A commercial came out in the fall of 1971 that captured the people’s mood and helped embed a brand – Coca-Cola – in the hearts and minds of a generation. (See video from YouTube above.) The story of the how the now famous “Hilltop” ad came to be is a good one and a legend in the ad industry. Two top 20 Hits came out after the commercial, one by The Hillside Singers and the other later by the New Seekers. You can hear and see their version here.
Fast forward 30 years – and my husband Chris and I were in China seeing the sights. It was just weeks after 9-11 and the world was still reeling in shock. It was not a time of global love and trust. One sunny morning, we made a visit to the Great Wall of China. As we made our way up the wall, I watched a man helping a little girl climb step by step. We stopped, as they did, along the way to take a break. I took a Coke out of my backpack and caught the Dad’s eye and pointed at his little girl. After he nodded yes, I turned to offer it to her. She did not speak English, but her eyes lit up as she giggled and sang out “Coca-Cola!” Perhaps they did teach the world to sing after all.
How will you build your brand?
Most of us can not afford the $250K Coca-Cola spent just to create the famous ad in 1971. (That’s $1.3M+ in 2009 dollars and without airtime!) But, that’s OK. You see, they learned the most important secret of business growth and branding.
It’s not what you say about your company that matters. What matters is what others say about you. Especially in times like these – times of challenge and change -actions speak louder than words.
It does not matter how big or small your company is. Your decisions can make or break your brand. The next time you have a business decision to make – ask yourself, “How will others see this – and what will THEY remember?”

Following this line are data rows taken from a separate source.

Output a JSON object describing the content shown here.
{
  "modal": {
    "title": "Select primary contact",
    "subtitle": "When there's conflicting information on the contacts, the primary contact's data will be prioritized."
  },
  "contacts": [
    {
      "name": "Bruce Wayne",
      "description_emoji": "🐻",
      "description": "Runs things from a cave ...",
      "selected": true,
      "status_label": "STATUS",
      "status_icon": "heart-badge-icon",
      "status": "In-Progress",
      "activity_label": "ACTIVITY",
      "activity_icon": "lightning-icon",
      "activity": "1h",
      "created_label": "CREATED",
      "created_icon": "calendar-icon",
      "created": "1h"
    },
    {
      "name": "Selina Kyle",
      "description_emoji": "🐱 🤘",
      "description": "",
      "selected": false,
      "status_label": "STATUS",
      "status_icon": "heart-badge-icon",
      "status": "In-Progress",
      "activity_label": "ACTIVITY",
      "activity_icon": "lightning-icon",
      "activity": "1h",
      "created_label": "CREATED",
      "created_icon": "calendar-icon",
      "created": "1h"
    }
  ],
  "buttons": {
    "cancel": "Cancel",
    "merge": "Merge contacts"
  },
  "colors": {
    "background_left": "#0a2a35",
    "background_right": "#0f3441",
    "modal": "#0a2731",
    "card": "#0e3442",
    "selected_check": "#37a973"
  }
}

People have long memories, and you never know who might be writing about YOU thirty days or thirty years from now.